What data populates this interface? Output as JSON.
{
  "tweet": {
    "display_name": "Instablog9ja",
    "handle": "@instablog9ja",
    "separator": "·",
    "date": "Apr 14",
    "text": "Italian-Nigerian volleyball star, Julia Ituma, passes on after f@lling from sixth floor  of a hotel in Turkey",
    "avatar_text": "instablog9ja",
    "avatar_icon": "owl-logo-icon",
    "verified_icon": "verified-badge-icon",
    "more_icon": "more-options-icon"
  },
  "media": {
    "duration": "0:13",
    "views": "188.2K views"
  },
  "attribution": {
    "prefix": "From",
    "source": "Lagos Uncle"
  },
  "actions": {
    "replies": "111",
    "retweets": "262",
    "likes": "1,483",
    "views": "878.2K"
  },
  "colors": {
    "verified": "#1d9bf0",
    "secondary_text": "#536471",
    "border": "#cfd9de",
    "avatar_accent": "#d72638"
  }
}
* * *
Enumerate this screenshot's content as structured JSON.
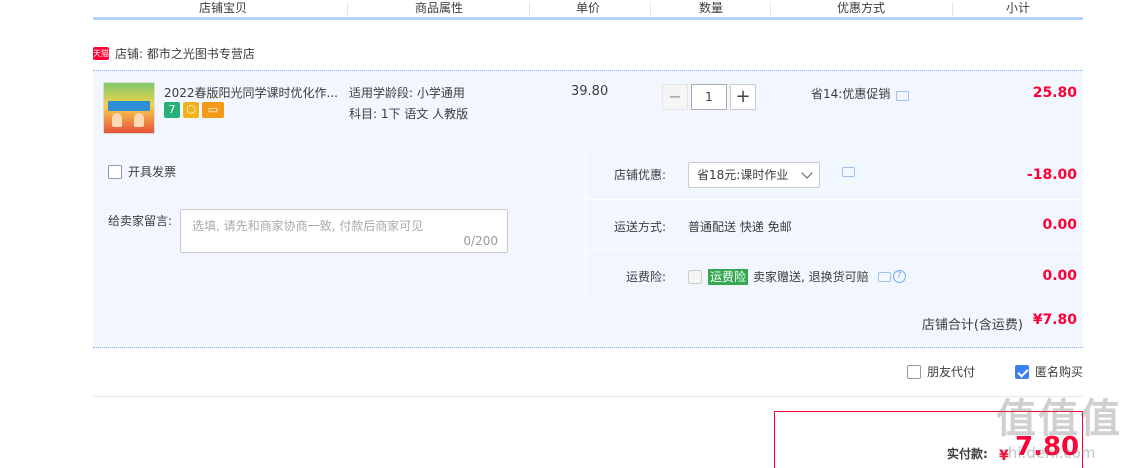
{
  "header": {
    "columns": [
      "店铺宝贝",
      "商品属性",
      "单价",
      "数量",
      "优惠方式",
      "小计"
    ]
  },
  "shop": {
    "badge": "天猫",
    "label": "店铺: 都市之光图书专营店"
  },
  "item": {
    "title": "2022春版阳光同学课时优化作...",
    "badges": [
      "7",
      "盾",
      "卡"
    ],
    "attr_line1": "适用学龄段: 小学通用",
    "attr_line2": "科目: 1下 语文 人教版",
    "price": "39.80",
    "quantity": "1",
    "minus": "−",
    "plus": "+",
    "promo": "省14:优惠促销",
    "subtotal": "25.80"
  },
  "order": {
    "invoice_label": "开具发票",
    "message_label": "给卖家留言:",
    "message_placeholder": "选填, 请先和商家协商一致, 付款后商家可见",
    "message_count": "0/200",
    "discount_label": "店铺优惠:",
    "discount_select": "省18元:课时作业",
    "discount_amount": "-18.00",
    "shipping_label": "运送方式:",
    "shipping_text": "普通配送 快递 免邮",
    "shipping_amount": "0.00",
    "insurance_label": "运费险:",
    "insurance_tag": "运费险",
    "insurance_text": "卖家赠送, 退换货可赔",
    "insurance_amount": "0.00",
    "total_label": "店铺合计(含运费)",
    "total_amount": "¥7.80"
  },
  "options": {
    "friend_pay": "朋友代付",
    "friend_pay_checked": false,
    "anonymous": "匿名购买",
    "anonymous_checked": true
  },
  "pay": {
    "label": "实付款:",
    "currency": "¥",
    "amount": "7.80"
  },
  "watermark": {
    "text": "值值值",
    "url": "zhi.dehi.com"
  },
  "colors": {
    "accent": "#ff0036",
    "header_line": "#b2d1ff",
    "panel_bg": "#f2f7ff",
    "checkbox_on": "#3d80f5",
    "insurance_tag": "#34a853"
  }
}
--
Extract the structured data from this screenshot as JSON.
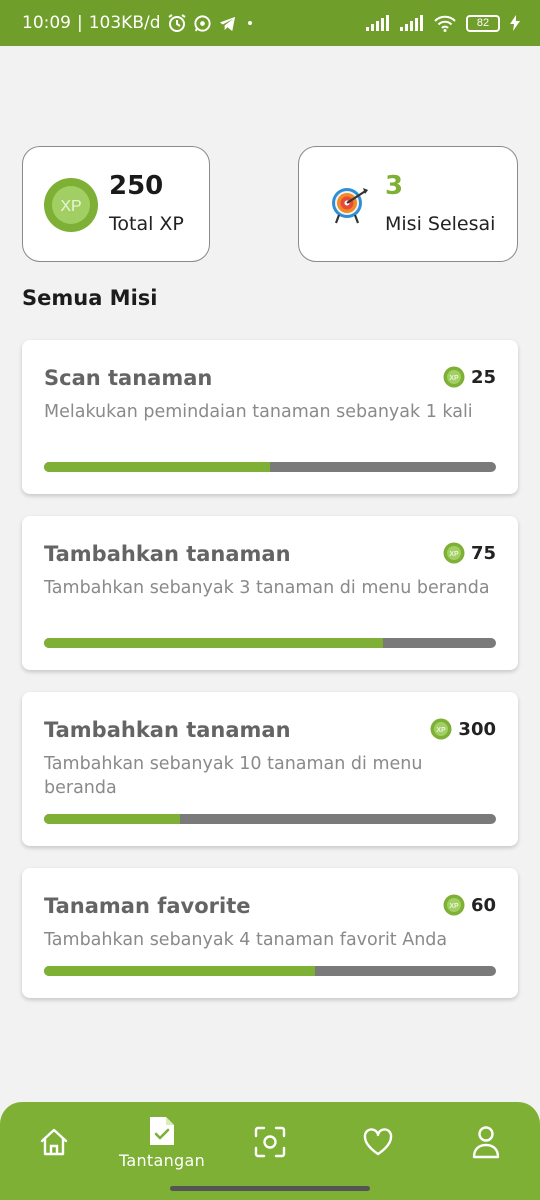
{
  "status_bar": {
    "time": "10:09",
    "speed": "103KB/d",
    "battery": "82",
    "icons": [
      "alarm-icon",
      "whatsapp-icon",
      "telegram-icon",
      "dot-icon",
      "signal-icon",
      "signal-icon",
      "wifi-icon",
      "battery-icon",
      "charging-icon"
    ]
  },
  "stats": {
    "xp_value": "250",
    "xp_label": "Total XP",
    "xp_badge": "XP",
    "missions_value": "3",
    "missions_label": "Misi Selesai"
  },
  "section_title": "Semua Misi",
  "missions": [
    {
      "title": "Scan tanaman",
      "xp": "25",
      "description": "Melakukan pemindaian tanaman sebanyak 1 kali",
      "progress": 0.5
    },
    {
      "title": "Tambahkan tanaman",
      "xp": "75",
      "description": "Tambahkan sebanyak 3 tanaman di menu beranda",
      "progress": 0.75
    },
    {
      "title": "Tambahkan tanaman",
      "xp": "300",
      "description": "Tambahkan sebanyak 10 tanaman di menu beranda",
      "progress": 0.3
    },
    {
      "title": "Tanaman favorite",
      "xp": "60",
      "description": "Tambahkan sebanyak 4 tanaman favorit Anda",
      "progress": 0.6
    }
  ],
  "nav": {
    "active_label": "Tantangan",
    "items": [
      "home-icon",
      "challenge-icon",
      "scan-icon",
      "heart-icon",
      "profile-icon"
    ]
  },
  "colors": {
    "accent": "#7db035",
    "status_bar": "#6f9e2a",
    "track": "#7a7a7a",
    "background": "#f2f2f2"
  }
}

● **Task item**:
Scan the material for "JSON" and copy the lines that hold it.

● **Response box**:
What data populates this interface? Output as JSON.
Enumerate this screenshot's content as structured JSON.
Extract the structured data from this screenshot as JSON.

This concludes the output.